- [Provided data]:

--- START ---

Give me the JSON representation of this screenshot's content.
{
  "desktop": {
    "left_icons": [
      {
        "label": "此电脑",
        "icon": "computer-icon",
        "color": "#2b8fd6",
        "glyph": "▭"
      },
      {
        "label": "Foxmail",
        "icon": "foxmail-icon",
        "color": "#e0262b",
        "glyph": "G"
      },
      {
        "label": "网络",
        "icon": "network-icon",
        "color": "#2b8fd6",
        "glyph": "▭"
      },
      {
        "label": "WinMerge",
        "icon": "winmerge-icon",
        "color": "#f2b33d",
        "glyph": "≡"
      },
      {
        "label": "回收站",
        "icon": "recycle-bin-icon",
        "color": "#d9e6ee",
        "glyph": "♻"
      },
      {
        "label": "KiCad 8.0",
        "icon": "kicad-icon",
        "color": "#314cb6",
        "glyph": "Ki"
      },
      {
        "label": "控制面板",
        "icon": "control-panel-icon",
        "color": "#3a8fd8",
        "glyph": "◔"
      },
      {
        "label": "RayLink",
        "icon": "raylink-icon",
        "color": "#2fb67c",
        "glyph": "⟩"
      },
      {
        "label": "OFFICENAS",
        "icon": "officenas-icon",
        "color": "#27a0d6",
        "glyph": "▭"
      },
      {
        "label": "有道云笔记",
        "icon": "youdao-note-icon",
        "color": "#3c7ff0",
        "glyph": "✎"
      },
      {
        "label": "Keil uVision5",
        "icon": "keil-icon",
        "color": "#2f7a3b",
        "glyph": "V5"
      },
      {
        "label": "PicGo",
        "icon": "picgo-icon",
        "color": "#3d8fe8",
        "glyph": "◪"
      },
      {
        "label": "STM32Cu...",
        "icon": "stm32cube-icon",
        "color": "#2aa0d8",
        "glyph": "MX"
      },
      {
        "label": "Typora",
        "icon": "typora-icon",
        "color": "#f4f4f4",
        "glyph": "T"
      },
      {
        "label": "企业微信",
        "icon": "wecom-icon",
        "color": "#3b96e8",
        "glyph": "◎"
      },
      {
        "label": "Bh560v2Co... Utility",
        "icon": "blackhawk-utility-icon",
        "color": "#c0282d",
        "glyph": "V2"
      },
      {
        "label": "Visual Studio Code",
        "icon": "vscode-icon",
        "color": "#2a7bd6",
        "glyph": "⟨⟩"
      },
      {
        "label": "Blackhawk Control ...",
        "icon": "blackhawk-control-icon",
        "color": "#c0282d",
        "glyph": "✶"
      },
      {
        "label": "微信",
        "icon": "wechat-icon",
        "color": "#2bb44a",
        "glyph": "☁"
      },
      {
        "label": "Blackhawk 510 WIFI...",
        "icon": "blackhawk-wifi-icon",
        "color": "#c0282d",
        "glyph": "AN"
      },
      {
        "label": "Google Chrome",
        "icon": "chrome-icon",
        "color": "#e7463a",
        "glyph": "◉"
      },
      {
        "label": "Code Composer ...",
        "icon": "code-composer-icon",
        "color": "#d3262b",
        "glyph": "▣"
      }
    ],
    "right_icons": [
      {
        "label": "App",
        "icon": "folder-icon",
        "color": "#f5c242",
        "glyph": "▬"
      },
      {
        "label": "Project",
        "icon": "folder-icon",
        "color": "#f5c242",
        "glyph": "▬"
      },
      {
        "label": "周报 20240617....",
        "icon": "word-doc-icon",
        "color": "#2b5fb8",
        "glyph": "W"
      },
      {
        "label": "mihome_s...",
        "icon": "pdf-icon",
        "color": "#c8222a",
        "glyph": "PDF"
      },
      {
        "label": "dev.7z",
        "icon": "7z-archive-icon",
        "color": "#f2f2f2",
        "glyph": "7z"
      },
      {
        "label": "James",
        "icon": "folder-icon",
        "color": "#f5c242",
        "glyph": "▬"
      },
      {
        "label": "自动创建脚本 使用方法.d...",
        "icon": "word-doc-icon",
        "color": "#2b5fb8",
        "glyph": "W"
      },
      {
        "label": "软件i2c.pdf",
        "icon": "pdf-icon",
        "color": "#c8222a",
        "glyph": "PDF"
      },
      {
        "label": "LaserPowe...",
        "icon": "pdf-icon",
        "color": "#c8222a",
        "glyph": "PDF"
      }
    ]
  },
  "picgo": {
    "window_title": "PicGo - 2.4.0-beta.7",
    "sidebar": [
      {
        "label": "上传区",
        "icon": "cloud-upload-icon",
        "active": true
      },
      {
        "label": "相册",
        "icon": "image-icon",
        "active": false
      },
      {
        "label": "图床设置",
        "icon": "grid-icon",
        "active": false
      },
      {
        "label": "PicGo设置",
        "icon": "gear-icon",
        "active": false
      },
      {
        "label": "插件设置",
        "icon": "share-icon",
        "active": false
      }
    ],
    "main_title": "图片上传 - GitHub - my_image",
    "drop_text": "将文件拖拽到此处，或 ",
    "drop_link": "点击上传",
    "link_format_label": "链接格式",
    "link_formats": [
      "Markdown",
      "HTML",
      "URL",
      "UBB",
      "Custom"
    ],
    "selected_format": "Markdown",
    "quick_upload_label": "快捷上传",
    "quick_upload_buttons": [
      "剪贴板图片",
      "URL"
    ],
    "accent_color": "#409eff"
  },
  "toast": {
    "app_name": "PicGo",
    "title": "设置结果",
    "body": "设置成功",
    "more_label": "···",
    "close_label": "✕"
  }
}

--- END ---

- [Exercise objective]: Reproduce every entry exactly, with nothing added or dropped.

- [Response box]:
Give me the JSON representation of this screenshot's content.
{
  "desktop": {
    "left_icons": [
      {
        "label": "此电脑",
        "icon": "computer-icon",
        "color": "#2b8fd6",
        "glyph": "▭"
      },
      {
        "label": "Foxmail",
        "icon": "foxmail-icon",
        "color": "#e0262b",
        "glyph": "G"
      },
      {
        "label": "网络",
        "icon": "network-icon",
        "color": "#2b8fd6",
        "glyph": "▭"
      },
      {
        "label": "WinMerge",
        "icon": "winmerge-icon",
        "color": "#f2b33d",
        "glyph": "≡"
      },
      {
        "label": "回收站",
        "icon": "recycle-bin-icon",
        "color": "#d9e6ee",
        "glyph": "♻"
      },
      {
        "label": "KiCad 8.0",
        "icon": "kicad-icon",
        "color": "#314cb6",
        "glyph": "Ki"
      },
      {
        "label": "控制面板",
        "icon": "control-panel-icon",
        "color": "#3a8fd8",
        "glyph": "◔"
      },
      {
        "label": "RayLink",
        "icon": "raylink-icon",
        "color": "#2fb67c",
        "glyph": "⟩"
      },
      {
        "label": "OFFICENAS",
        "icon": "officenas-icon",
        "color": "#27a0d6",
        "glyph": "▭"
      },
      {
        "label": "有道云笔记",
        "icon": "youdao-note-icon",
        "color": "#3c7ff0",
        "glyph": "✎"
      },
      {
        "label": "Keil uVision5",
        "icon": "keil-icon",
        "color": "#2f7a3b",
        "glyph": "V5"
      },
      {
        "label": "PicGo",
        "icon": "picgo-icon",
        "color": "#3d8fe8",
        "glyph": "◪"
      },
      {
        "label": "STM32Cu...",
        "icon": "stm32cube-icon",
        "color": "#2aa0d8",
        "glyph": "MX"
      },
      {
        "label": "Typora",
        "icon": "typora-icon",
        "color": "#f4f4f4",
        "glyph": "T"
      },
      {
        "label": "企业微信",
        "icon": "wecom-icon",
        "color": "#3b96e8",
        "glyph": "◎"
      },
      {
        "label": "Bh560v2Co... Utility",
        "icon": "blackhawk-utility-icon",
        "color": "#c0282d",
        "glyph": "V2"
      },
      {
        "label": "Visual Studio Code",
        "icon": "vscode-icon",
        "color": "#2a7bd6",
        "glyph": "⟨⟩"
      },
      {
        "label": "Blackhawk Control ...",
        "icon": "blackhawk-control-icon",
        "color": "#c0282d",
        "glyph": "✶"
      },
      {
        "label": "微信",
        "icon": "wechat-icon",
        "color": "#2bb44a",
        "glyph": "☁"
      },
      {
        "label": "Blackhawk 510 WIFI...",
        "icon": "blackhawk-wifi-icon",
        "color": "#c0282d",
        "glyph": "AN"
      },
      {
        "label": "Google Chrome",
        "icon": "chrome-icon",
        "color": "#e7463a",
        "glyph": "◉"
      },
      {
        "label": "Code Composer ...",
        "icon": "code-composer-icon",
        "color": "#d3262b",
        "glyph": "▣"
      }
    ],
    "right_icons": [
      {
        "label": "App",
        "icon": "folder-icon",
        "color": "#f5c242",
        "glyph": "▬"
      },
      {
        "label": "Project",
        "icon": "folder-icon",
        "color": "#f5c242",
        "glyph": "▬"
      },
      {
        "label": "周报 20240617....",
        "icon": "word-doc-icon",
        "color": "#2b5fb8",
        "glyph": "W"
      },
      {
        "label": "mihome_s...",
        "icon": "pdf-icon",
        "color": "#c8222a",
        "glyph": "PDF"
      },
      {
        "label": "dev.7z",
        "icon": "7z-archive-icon",
        "color": "#f2f2f2",
        "glyph": "7z"
      },
      {
        "label": "James",
        "icon": "folder-icon",
        "color": "#f5c242",
        "glyph": "▬"
      },
      {
        "label": "自动创建脚本 使用方法.d...",
        "icon": "word-doc-icon",
        "color": "#2b5fb8",
        "glyph": "W"
      },
      {
        "label": "软件i2c.pdf",
        "icon": "pdf-icon",
        "color": "#c8222a",
        "glyph": "PDF"
      },
      {
        "label": "LaserPowe...",
        "icon": "pdf-icon",
        "color": "#c8222a",
        "glyph": "PDF"
      }
    ]
  },
  "picgo": {
    "window_title": "PicGo - 2.4.0-beta.7",
    "sidebar": [
      {
        "label": "上传区",
        "icon": "cloud-upload-icon",
        "active": true
      },
      {
        "label": "相册",
        "icon": "image-icon",
        "active": false
      },
      {
        "label": "图床设置",
        "icon": "grid-icon",
        "active": false
      },
      {
        "label": "PicGo设置",
        "icon": "gear-icon",
        "active": false
      },
      {
        "label": "插件设置",
        "icon": "share-icon",
        "active": false
      }
    ],
    "main_title": "图片上传 - GitHub - my_image",
    "drop_text": "将文件拖拽到此处，或 ",
    "drop_link": "点击上传",
    "link_format_label": "链接格式",
    "link_formats": [
      "Markdown",
      "HTML",
      "URL",
      "UBB",
      "Custom"
    ],
    "selected_format": "Markdown",
    "quick_upload_label": "快捷上传",
    "quick_upload_buttons": [
      "剪贴板图片",
      "URL"
    ],
    "accent_color": "#409eff"
  },
  "toast": {
    "app_name": "PicGo",
    "title": "设置结果",
    "body": "设置成功",
    "more_label": "···",
    "close_label": "✕"
  }
}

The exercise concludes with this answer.